But there is still a story about discounted debt that does make sense to which Trump referred — if interest rates rise, the market value of long-term bonds falls. If we issued a 30-year bond in 2016 at 2.6 percent interest (roughly the current rate) and the interest rate in 2017 rose to 6-7 percent (the 1990s interest rates), then the market value of the bond will fall by around 30 percent.

If we don’t change the interest burden, why would anyone care that we lowered the notional value of the debt?

The way we do debt accounting, the bond will still be counted at its notional value — say $10,000. But it will be selling in the market for around $6,000. This means that we can borrow $6,000 and eliminate $10,000 in debt, for a net reduction in the national debt of $4,000. The interest burden will be largely unchanged, since we will be paying a higher interest rate, but on a smaller debt.

This prompts the obvious question: If we don’t change the interest burden, why would anyone care that we lowered the notional value of the debt? The answer is that Washington debates on budget and economic policy are chock full of people who care hugely about the national debt.

Some folks may recall that way back in 2010, Carmen Reinhart and Ken Rogoff, both prominent Harvard economists, published a paper claiming that if the ratio of debt-to-GDP crossed 90 percent, then growth went into the toilet. This finding was cited endlessly by leaders in both political parties and policy wonks everywhere, including the Very Serious People who inhabit The Washington Post editorial page.

While it later turned out that the Reinhart-Rogoff finding was driven by an Excel spreadsheet error, all sorts of very prominent people in policy debates still care hugely about debt-to-GDP ratios. For these people, the silly financial engineering described by Trump would be really brilliant policy. After all, if we care about debt-to-GDP ratios, and we can find a completely costless way to reduce it by 3-4 percentage points, why not do it?

Hopefully Donald Trump has helped everyone see that the concern about debt-to-GDP ratios was silly, no matter how many Harvard economists and other highly credentialed people pushed it. The real concern is the extent to which we are seeing rising interest burdens. On that front, the deficit mongers are completely off-track. Our interest burden, net of refunds from the Federal Reserve Board, is just 0.8 percent of GDP. That’s down from more than 3.0 percent of GDP in the early 1990s.

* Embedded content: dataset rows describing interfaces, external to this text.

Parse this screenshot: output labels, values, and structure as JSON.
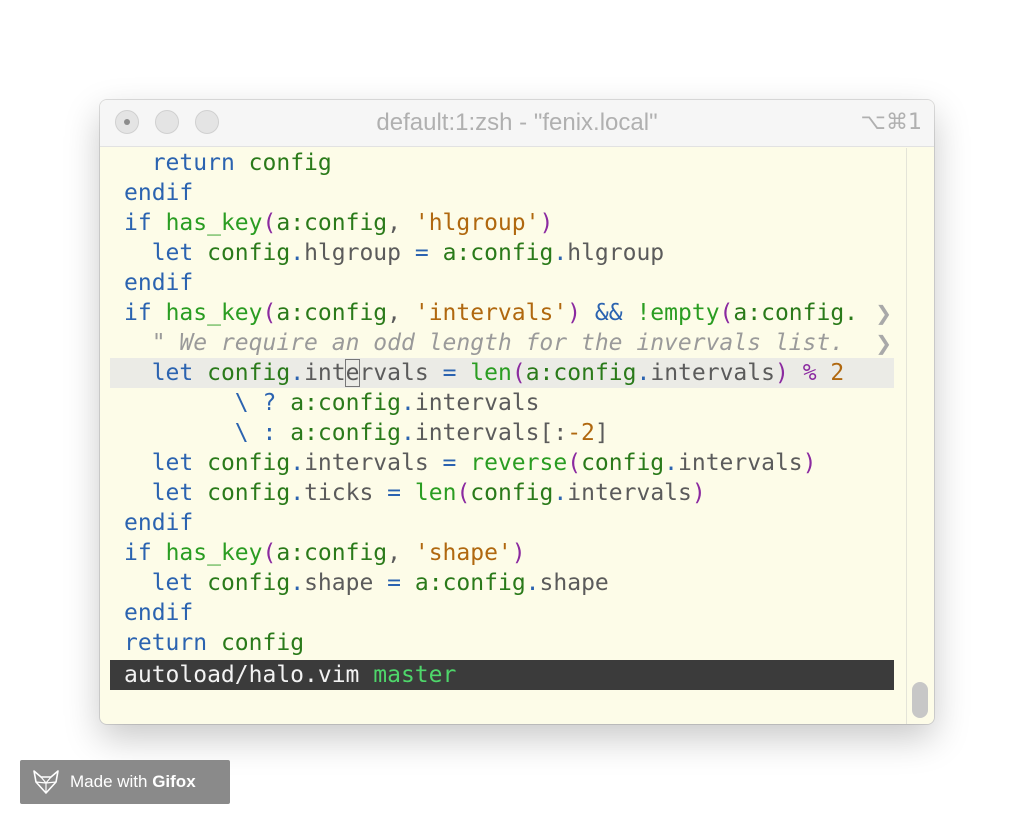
{
  "window": {
    "title": "default:1:zsh - \"fenix.local\"",
    "shortcut": "⌥⌘1"
  },
  "code": {
    "l1": {
      "a": "return",
      "b": "config"
    },
    "l2": {
      "a": "endif"
    },
    "l3": {
      "a": "if",
      "b": "has_key",
      "c": "(",
      "d": "a:config",
      "e": ", ",
      "f": "'hlgroup'",
      "g": ")"
    },
    "l4": {
      "a": "let",
      "b": "config",
      "c": ".",
      "d": "hlgroup",
      "e": "=",
      "f": "a:config",
      "g": ".",
      "h": "hlgroup"
    },
    "l5": {
      "a": "endif"
    },
    "l6": {
      "a": "if",
      "b": "has_key",
      "c": "(",
      "d": "a:config",
      "e": ", ",
      "f": "'intervals'",
      "g": ")",
      "h": "&&",
      "i": "!empty",
      "j": "(",
      "k": "a:config.",
      "trunc": "❯"
    },
    "l7": {
      "a": "\" We require an odd length for the invervals list.",
      "trunc": "❯"
    },
    "l8": {
      "a": "let",
      "b": "config",
      "c": ".",
      "d1": "int",
      "d2": "e",
      "d3": "rvals",
      "e": "=",
      "f": "len",
      "g": "(",
      "h": "a:config",
      "i": ".",
      "j": "intervals",
      "k": ")",
      "l": "%",
      "m": "2"
    },
    "l9": {
      "a": "\\",
      "b": "?",
      "c": "a:config",
      "d": ".",
      "e": "intervals"
    },
    "l10": {
      "a": "\\",
      "b": ":",
      "c": "a:config",
      "d": ".",
      "e": "intervals[:",
      "f": "-2",
      "g": "]"
    },
    "l11": {
      "a": "let",
      "b": "config",
      "c": ".",
      "d": "intervals",
      "e": "=",
      "f": "reverse",
      "g": "(",
      "h": "config",
      "i": ".",
      "j": "intervals",
      "k": ")"
    },
    "l12": {
      "a": "let",
      "b": "config",
      "c": ".",
      "d": "ticks",
      "e": "=",
      "f": "len",
      "g": "(",
      "h": "config",
      "i": ".",
      "j": "intervals",
      "k": ")"
    },
    "l13": {
      "a": "endif"
    },
    "l14": {
      "a": "if",
      "b": "has_key",
      "c": "(",
      "d": "a:config",
      "e": ", ",
      "f": "'shape'",
      "g": ")"
    },
    "l15": {
      "a": "let",
      "b": "config",
      "c": ".",
      "d": "shape",
      "e": "=",
      "f": "a:config",
      "g": ".",
      "h": "shape"
    },
    "l16": {
      "a": "endif"
    },
    "l17": {
      "a": "return",
      "b": "config"
    }
  },
  "statusbar": {
    "file": "autoload/halo.vim",
    "branch": "master"
  },
  "badge": {
    "prefix": "Made with ",
    "brand": "Gifox"
  },
  "icons": {
    "fox": "fox-icon"
  }
}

But commitments of interest payments are just one way in which the government commits the country’s future income. Another much larger form of commitment is the rents that private individuals and corporations will earn from the patent and copyright monopolies that the government granted them. These rents are the difference between the monopoly price and free market price. In the case of prescription drugs alone, the rents are now in the neighborhood of $380 billion annually, or more than 2.0 percent of GDP.

This is effectively the money the government paid the drug companies to do research. Add in the higher price for patents in other areas and copyrights on everything from software to computer games, and we may be talking about more than $1 trillion a year (at 5.5 percent of GDP). That is a huge burden that we are passing on to our children.

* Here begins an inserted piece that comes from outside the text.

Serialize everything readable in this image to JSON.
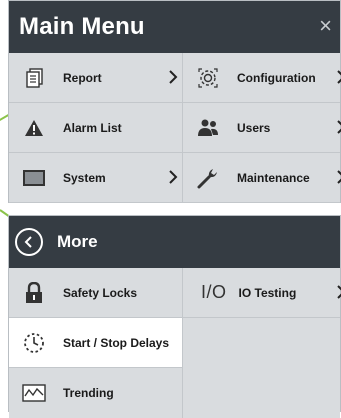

Of course, the country will also be richer in the future, so our children may be able to pay these rents. Which brings us to the real moral of the story: We pass on a whole society, with a physical, social and natural infrastructure. Anyone who tries to evaluate generational equity by the size of our national debt is clearly clueless and should be laughed off the stage more quickly than Donald Trump.

Dean Baker

Dean Baker is a macroeconomist and co-director of the Center for Economic and Policy Research in Washington, DC. He previously worked as a senior economist at the Economic Policy Institute and an assistant professor at Bucknell University. He is a regular Truthout columnist and a member of Truthout's board of advisers. Follow him on Twitter: @DeanBaker13.